Have We Finally Found The Cure To Cancer?


We have finally stumbled onto a breakthrough. As reported by BBC, the Zika virus is a potential weapon to be employed for the elimination of brain cancer.

The Zika Virus, Brain Cancer, and Treatment

The aforementioned discovery is shocking, especially since the Zika virus is, what many people would consider, inherently dangerous. The virus is contracted after receiving a bite from a contaminated mosquito. Although symptoms of infection are minimal, the Zika virus has horrific impacts, especially on unborn children.

Fetuses infected with the Zika virus are afflicted with microcephaly. Microcephaly causes abnormally small heads and subpar brain development for babies. Sadly, microcephaly is incurable, although treatment can help.

However, despite all of this, there is light at the end of the tunnel. Based on experiments performed on mice and human cell samples, the Zika virus has the potential to combat and eliminate cancerous cells and tumors. The Journal of Experimental Medicine theory states that inserting the Zika virus into the brain during surgery could kill cells that appear to be immune to current treatments.

A More In Depth Analysis

In a fascinating paradox, the disease may in fact be the cure. Glioblastoma is one of many types of brain cancers, one of which is susceptible to the Zika virus treatment. The glioblastoma cells appear to grow and multiply rapidly, making more orthodox treatment methods challenging. However, the nature of the Zika virus appears strong enough to take on the rapid glioblastoma cells.

The discovery of the Zika virus as a potential cure for human brain cancer is still relatively new. There are a plethora of additional, necessary tests and procedures.

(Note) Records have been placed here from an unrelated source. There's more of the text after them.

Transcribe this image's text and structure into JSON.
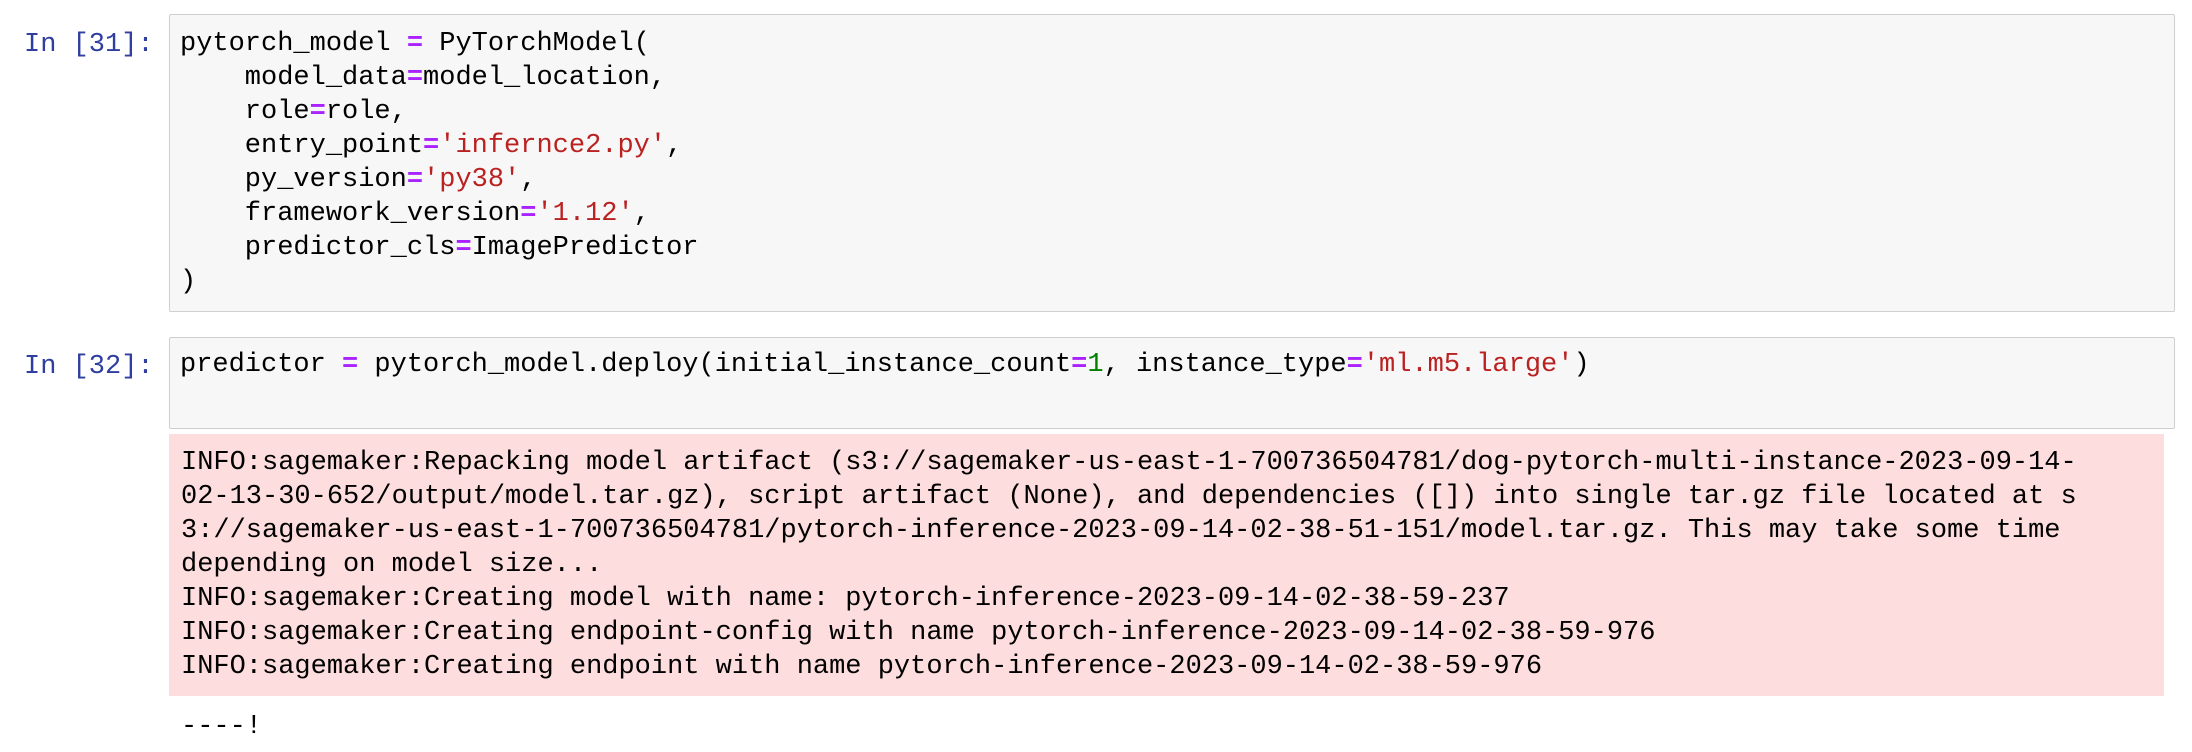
{
  "cells": [
    {
      "prompt": "In [31]:",
      "code_lines": [
        [
          {
            "t": "pytorch_model "
          },
          {
            "t": "=",
            "k": "op"
          },
          {
            "t": " PyTorchModel("
          }
        ],
        [
          {
            "t": "    model_data"
          },
          {
            "t": "=",
            "k": "op"
          },
          {
            "t": "model_location,"
          }
        ],
        [
          {
            "t": "    role"
          },
          {
            "t": "=",
            "k": "op"
          },
          {
            "t": "role,"
          }
        ],
        [
          {
            "t": "    entry_point"
          },
          {
            "t": "=",
            "k": "op"
          },
          {
            "t": "'infernce2.py'",
            "k": "str"
          },
          {
            "t": ","
          }
        ],
        [
          {
            "t": "    py_version"
          },
          {
            "t": "=",
            "k": "op"
          },
          {
            "t": "'py38'",
            "k": "str"
          },
          {
            "t": ","
          }
        ],
        [
          {
            "t": "    framework_version"
          },
          {
            "t": "=",
            "k": "op"
          },
          {
            "t": "'1.12'",
            "k": "str"
          },
          {
            "t": ","
          }
        ],
        [
          {
            "t": "    predictor_cls"
          },
          {
            "t": "=",
            "k": "op"
          },
          {
            "t": "ImagePredictor"
          }
        ],
        [
          {
            "t": ")"
          }
        ]
      ]
    },
    {
      "prompt": "In [32]:",
      "code_lines": [
        [
          {
            "t": "predictor "
          },
          {
            "t": "=",
            "k": "op"
          },
          {
            "t": " pytorch_model.deploy(initial_instance_count"
          },
          {
            "t": "=",
            "k": "op"
          },
          {
            "t": "1",
            "k": "num"
          },
          {
            "t": ", instance_type"
          },
          {
            "t": "=",
            "k": "op"
          },
          {
            "t": "'ml.m5.large'",
            "k": "str"
          },
          {
            "t": ")"
          }
        ]
      ],
      "stderr_lines": [
        "INFO:sagemaker:Repacking model artifact (s3://sagemaker-us-east-1-700736504781/dog-pytorch-multi-instance-2023-09-14-",
        "02-13-30-652/output/model.tar.gz), script artifact (None), and dependencies ([]) into single tar.gz file located at s",
        "3://sagemaker-us-east-1-700736504781/pytorch-inference-2023-09-14-02-38-51-151/model.tar.gz. This may take some time",
        "depending on model size...",
        "INFO:sagemaker:Creating model with name: pytorch-inference-2023-09-14-02-38-59-237",
        "INFO:sagemaker:Creating endpoint-config with name pytorch-inference-2023-09-14-02-38-59-976",
        "INFO:sagemaker:Creating endpoint with name pytorch-inference-2023-09-14-02-38-59-976"
      ],
      "stdout": "----!"
    }
  ]
}
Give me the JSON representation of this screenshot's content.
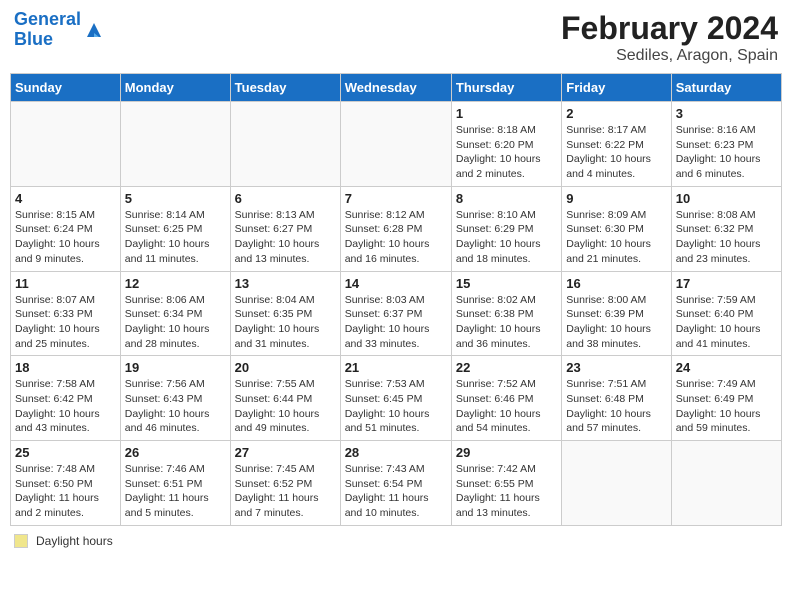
{
  "header": {
    "logo_general": "General",
    "logo_blue": "Blue",
    "month": "February 2024",
    "location": "Sediles, Aragon, Spain"
  },
  "weekdays": [
    "Sunday",
    "Monday",
    "Tuesday",
    "Wednesday",
    "Thursday",
    "Friday",
    "Saturday"
  ],
  "weeks": [
    [
      {
        "day": "",
        "info": ""
      },
      {
        "day": "",
        "info": ""
      },
      {
        "day": "",
        "info": ""
      },
      {
        "day": "",
        "info": ""
      },
      {
        "day": "1",
        "info": "Sunrise: 8:18 AM\nSunset: 6:20 PM\nDaylight: 10 hours\nand 2 minutes."
      },
      {
        "day": "2",
        "info": "Sunrise: 8:17 AM\nSunset: 6:22 PM\nDaylight: 10 hours\nand 4 minutes."
      },
      {
        "day": "3",
        "info": "Sunrise: 8:16 AM\nSunset: 6:23 PM\nDaylight: 10 hours\nand 6 minutes."
      }
    ],
    [
      {
        "day": "4",
        "info": "Sunrise: 8:15 AM\nSunset: 6:24 PM\nDaylight: 10 hours\nand 9 minutes."
      },
      {
        "day": "5",
        "info": "Sunrise: 8:14 AM\nSunset: 6:25 PM\nDaylight: 10 hours\nand 11 minutes."
      },
      {
        "day": "6",
        "info": "Sunrise: 8:13 AM\nSunset: 6:27 PM\nDaylight: 10 hours\nand 13 minutes."
      },
      {
        "day": "7",
        "info": "Sunrise: 8:12 AM\nSunset: 6:28 PM\nDaylight: 10 hours\nand 16 minutes."
      },
      {
        "day": "8",
        "info": "Sunrise: 8:10 AM\nSunset: 6:29 PM\nDaylight: 10 hours\nand 18 minutes."
      },
      {
        "day": "9",
        "info": "Sunrise: 8:09 AM\nSunset: 6:30 PM\nDaylight: 10 hours\nand 21 minutes."
      },
      {
        "day": "10",
        "info": "Sunrise: 8:08 AM\nSunset: 6:32 PM\nDaylight: 10 hours\nand 23 minutes."
      }
    ],
    [
      {
        "day": "11",
        "info": "Sunrise: 8:07 AM\nSunset: 6:33 PM\nDaylight: 10 hours\nand 25 minutes."
      },
      {
        "day": "12",
        "info": "Sunrise: 8:06 AM\nSunset: 6:34 PM\nDaylight: 10 hours\nand 28 minutes."
      },
      {
        "day": "13",
        "info": "Sunrise: 8:04 AM\nSunset: 6:35 PM\nDaylight: 10 hours\nand 31 minutes."
      },
      {
        "day": "14",
        "info": "Sunrise: 8:03 AM\nSunset: 6:37 PM\nDaylight: 10 hours\nand 33 minutes."
      },
      {
        "day": "15",
        "info": "Sunrise: 8:02 AM\nSunset: 6:38 PM\nDaylight: 10 hours\nand 36 minutes."
      },
      {
        "day": "16",
        "info": "Sunrise: 8:00 AM\nSunset: 6:39 PM\nDaylight: 10 hours\nand 38 minutes."
      },
      {
        "day": "17",
        "info": "Sunrise: 7:59 AM\nSunset: 6:40 PM\nDaylight: 10 hours\nand 41 minutes."
      }
    ],
    [
      {
        "day": "18",
        "info": "Sunrise: 7:58 AM\nSunset: 6:42 PM\nDaylight: 10 hours\nand 43 minutes."
      },
      {
        "day": "19",
        "info": "Sunrise: 7:56 AM\nSunset: 6:43 PM\nDaylight: 10 hours\nand 46 minutes."
      },
      {
        "day": "20",
        "info": "Sunrise: 7:55 AM\nSunset: 6:44 PM\nDaylight: 10 hours\nand 49 minutes."
      },
      {
        "day": "21",
        "info": "Sunrise: 7:53 AM\nSunset: 6:45 PM\nDaylight: 10 hours\nand 51 minutes."
      },
      {
        "day": "22",
        "info": "Sunrise: 7:52 AM\nSunset: 6:46 PM\nDaylight: 10 hours\nand 54 minutes."
      },
      {
        "day": "23",
        "info": "Sunrise: 7:51 AM\nSunset: 6:48 PM\nDaylight: 10 hours\nand 57 minutes."
      },
      {
        "day": "24",
        "info": "Sunrise: 7:49 AM\nSunset: 6:49 PM\nDaylight: 10 hours\nand 59 minutes."
      }
    ],
    [
      {
        "day": "25",
        "info": "Sunrise: 7:48 AM\nSunset: 6:50 PM\nDaylight: 11 hours\nand 2 minutes."
      },
      {
        "day": "26",
        "info": "Sunrise: 7:46 AM\nSunset: 6:51 PM\nDaylight: 11 hours\nand 5 minutes."
      },
      {
        "day": "27",
        "info": "Sunrise: 7:45 AM\nSunset: 6:52 PM\nDaylight: 11 hours\nand 7 minutes."
      },
      {
        "day": "28",
        "info": "Sunrise: 7:43 AM\nSunset: 6:54 PM\nDaylight: 11 hours\nand 10 minutes."
      },
      {
        "day": "29",
        "info": "Sunrise: 7:42 AM\nSunset: 6:55 PM\nDaylight: 11 hours\nand 13 minutes."
      },
      {
        "day": "",
        "info": ""
      },
      {
        "day": "",
        "info": ""
      }
    ]
  ],
  "footer": {
    "legend_label": "Daylight hours"
  }
}
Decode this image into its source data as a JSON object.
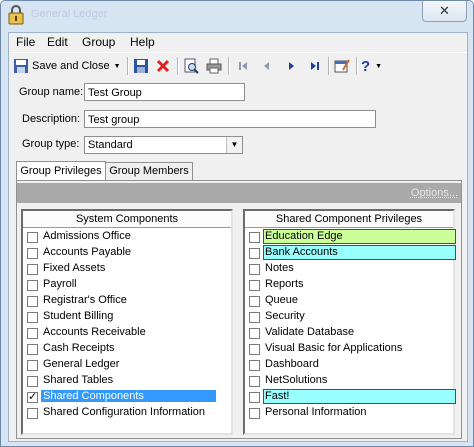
{
  "window": {
    "title": "General Ledger",
    "close_glyph": "✕"
  },
  "menu": [
    "File",
    "Edit",
    "Group",
    "Help"
  ],
  "toolbar": {
    "save_close_label": "Save and Close",
    "icons": [
      "save-icon",
      "delete-icon",
      "preview-icon",
      "print-icon",
      "first-record-icon",
      "previous-record-icon",
      "next-record-icon",
      "last-record-icon",
      "properties-icon",
      "help-icon"
    ]
  },
  "form": {
    "group_name_label": "Group name:",
    "group_name_value": "Test Group",
    "description_label": "Description:",
    "description_value": "Test group",
    "group_type_label": "Group type:",
    "group_type_value": "Standard"
  },
  "tabs": [
    {
      "label": "Group Privileges",
      "active": true
    },
    {
      "label": "Group Members",
      "active": false
    }
  ],
  "options_label": "Options...",
  "system_components": {
    "header": "System Components",
    "items": [
      {
        "label": "Admissions Office",
        "checked": false
      },
      {
        "label": "Accounts Payable",
        "checked": false
      },
      {
        "label": "Fixed Assets",
        "checked": false
      },
      {
        "label": "Payroll",
        "checked": false
      },
      {
        "label": "Registrar's Office",
        "checked": false
      },
      {
        "label": "Student Billing",
        "checked": false
      },
      {
        "label": "Accounts Receivable",
        "checked": false
      },
      {
        "label": "Cash Receipts",
        "checked": false
      },
      {
        "label": "General Ledger",
        "checked": false
      },
      {
        "label": "Shared Tables",
        "checked": false
      },
      {
        "label": "Shared Components",
        "checked": true,
        "selected": true
      },
      {
        "label": "Shared Configuration Information",
        "checked": false
      }
    ]
  },
  "shared_privileges": {
    "header": "Shared Component Privileges",
    "items": [
      {
        "label": "Education Edge",
        "checked": false,
        "highlight": "#ccff99"
      },
      {
        "label": "Bank Accounts",
        "checked": false,
        "highlight": "#99ffff"
      },
      {
        "label": "Notes",
        "checked": false
      },
      {
        "label": "Reports",
        "checked": false
      },
      {
        "label": "Queue",
        "checked": false
      },
      {
        "label": "Security",
        "checked": false
      },
      {
        "label": "Validate Database",
        "checked": false
      },
      {
        "label": "Visual Basic for Applications",
        "checked": false
      },
      {
        "label": "Dashboard",
        "checked": false
      },
      {
        "label": "NetSolutions",
        "checked": false
      },
      {
        "label": "Fast!",
        "checked": false,
        "highlight": "#99ffff"
      },
      {
        "label": "Personal Information",
        "checked": false
      }
    ]
  }
}
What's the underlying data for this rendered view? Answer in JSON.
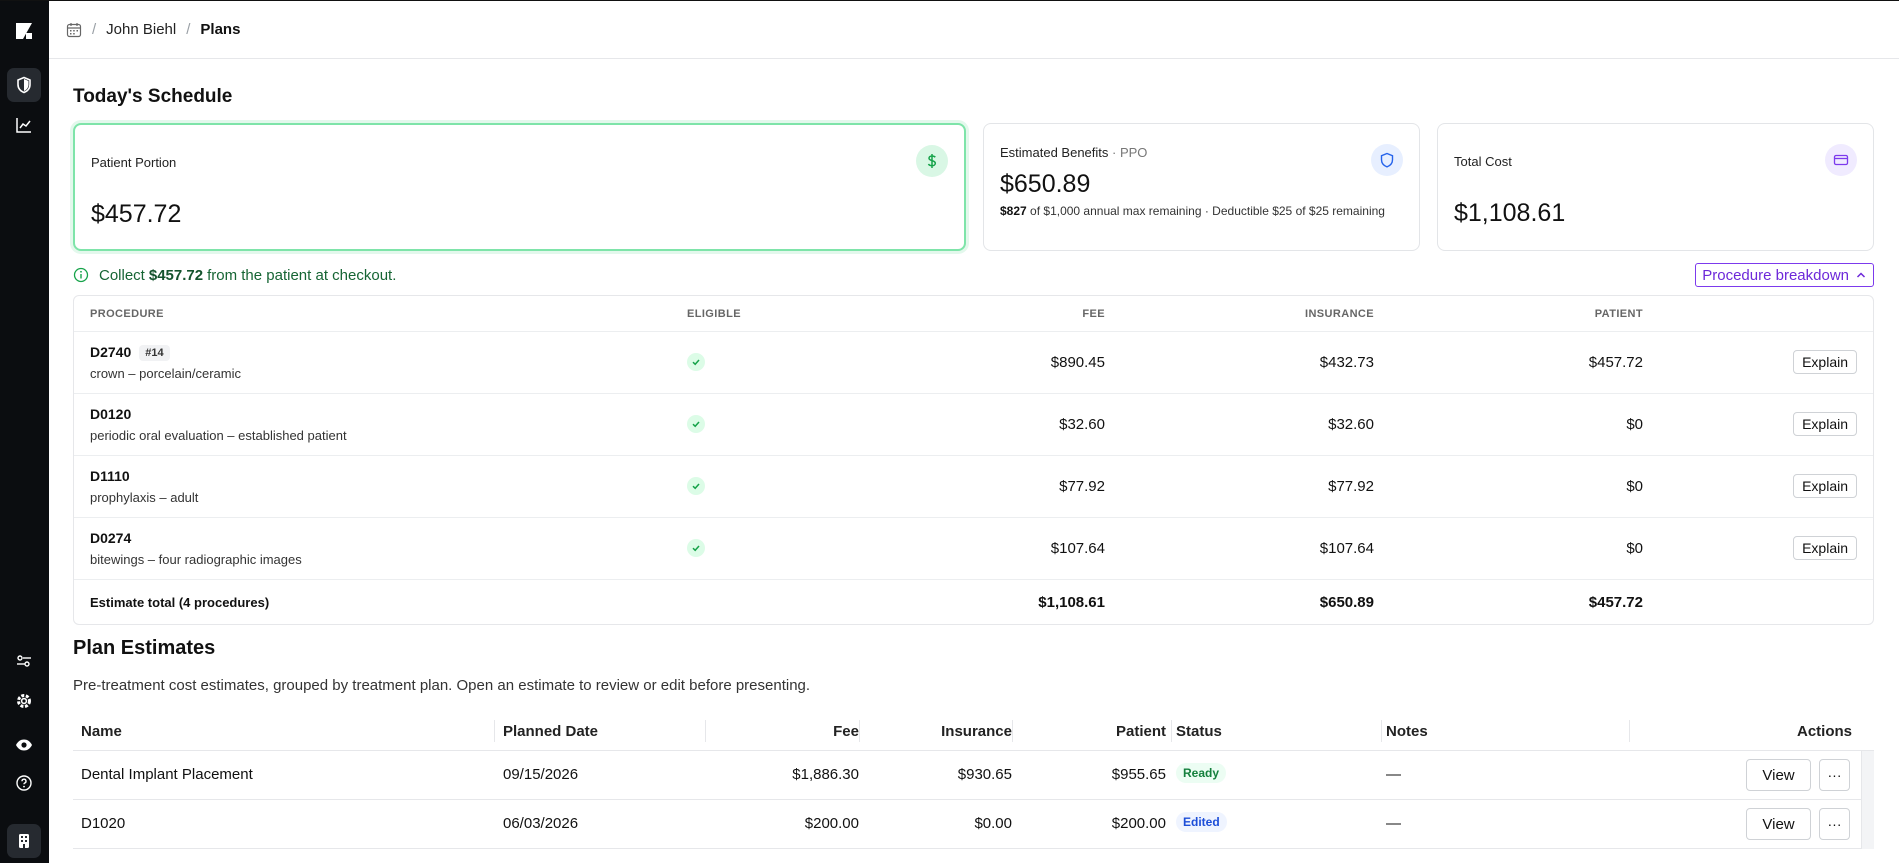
{
  "breadcrumb": {
    "patient": "John Biehl",
    "page": "Plans"
  },
  "schedule": {
    "title": "Today's Schedule",
    "patient_portion": {
      "label": "Patient Portion",
      "amount": "$457.72"
    },
    "benefits": {
      "label": "Estimated Benefits",
      "plan_type": "· PPO",
      "amount": "$650.89",
      "max_remaining": "$827",
      "max_text": "of $1,000 annual max remaining",
      "deductible_text": "· Deductible $25 of $25 remaining"
    },
    "total_cost": {
      "label": "Total Cost",
      "amount": "$1,108.61"
    },
    "collect": {
      "pre": "Collect",
      "amount": "$457.72",
      "post": "from the patient at checkout."
    },
    "breakdown_button": "Procedure breakdown"
  },
  "procedures": {
    "headers": {
      "procedure": "PROCEDURE",
      "eligible": "ELIGIBLE",
      "fee": "FEE",
      "insurance": "INSURANCE",
      "patient": "PATIENT"
    },
    "rows": [
      {
        "code": "D2740",
        "tag": "#14",
        "desc": "crown – porcelain/ceramic",
        "fee": "$890.45",
        "insurance": "$432.73",
        "patient": "$457.72",
        "action": "Explain"
      },
      {
        "code": "D0120",
        "tag": "",
        "desc": "periodic oral evaluation – established patient",
        "fee": "$32.60",
        "insurance": "$32.60",
        "patient": "$0",
        "action": "Explain"
      },
      {
        "code": "D1110",
        "tag": "",
        "desc": "prophylaxis – adult",
        "fee": "$77.92",
        "insurance": "$77.92",
        "patient": "$0",
        "action": "Explain"
      },
      {
        "code": "D0274",
        "tag": "",
        "desc": "bitewings – four radiographic images",
        "fee": "$107.64",
        "insurance": "$107.64",
        "patient": "$0",
        "action": "Explain"
      }
    ],
    "total": {
      "label": "Estimate total (4 procedures)",
      "fee": "$1,108.61",
      "insurance": "$650.89",
      "patient": "$457.72"
    }
  },
  "plan_estimates": {
    "title": "Plan Estimates",
    "description": "Pre-treatment cost estimates, grouped by treatment plan. Open an estimate to review or edit before presenting.",
    "headers": {
      "name": "Name",
      "planned_date": "Planned Date",
      "fee": "Fee",
      "insurance": "Insurance",
      "patient": "Patient",
      "status": "Status",
      "notes": "Notes",
      "actions": "Actions"
    },
    "rows": [
      {
        "name": "Dental Implant Placement",
        "planned_date": "09/15/2026",
        "fee": "$1,886.30",
        "insurance": "$930.65",
        "patient": "$955.65",
        "status": "Ready",
        "notes": "—",
        "view": "View",
        "more": "···"
      },
      {
        "name": "D1020",
        "planned_date": "06/03/2026",
        "fee": "$200.00",
        "insurance": "$0.00",
        "patient": "$200.00",
        "status": "Edited",
        "notes": "—",
        "view": "View",
        "more": "···"
      }
    ]
  },
  "colors": {
    "accent_green": "#16a34a",
    "accent_purple": "#6d28d9",
    "rail": "#0b0d10"
  }
}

Dr Michael Diamond, a researcher, gave the following statements pertaining to the potential upsides of the Zika virus:

It looks like there’s a silver lining to Zika. This virus that targets cells that are very important for brain growth in babies, we could use that now to target growing tumours.

Going Forward

In light of the aforementioned developments, other institutions are adopting this practice. According to University of Cambridge scientists:

This promising research shows that a modified version of the Zika virus can attack brain tumour cells in the lab. This could one day lead to new treatments for this particularly hard to treat type of cancer.

The test of the Zika virus on humans will launch within a year and a half. More updates will follow this story as new developments arise.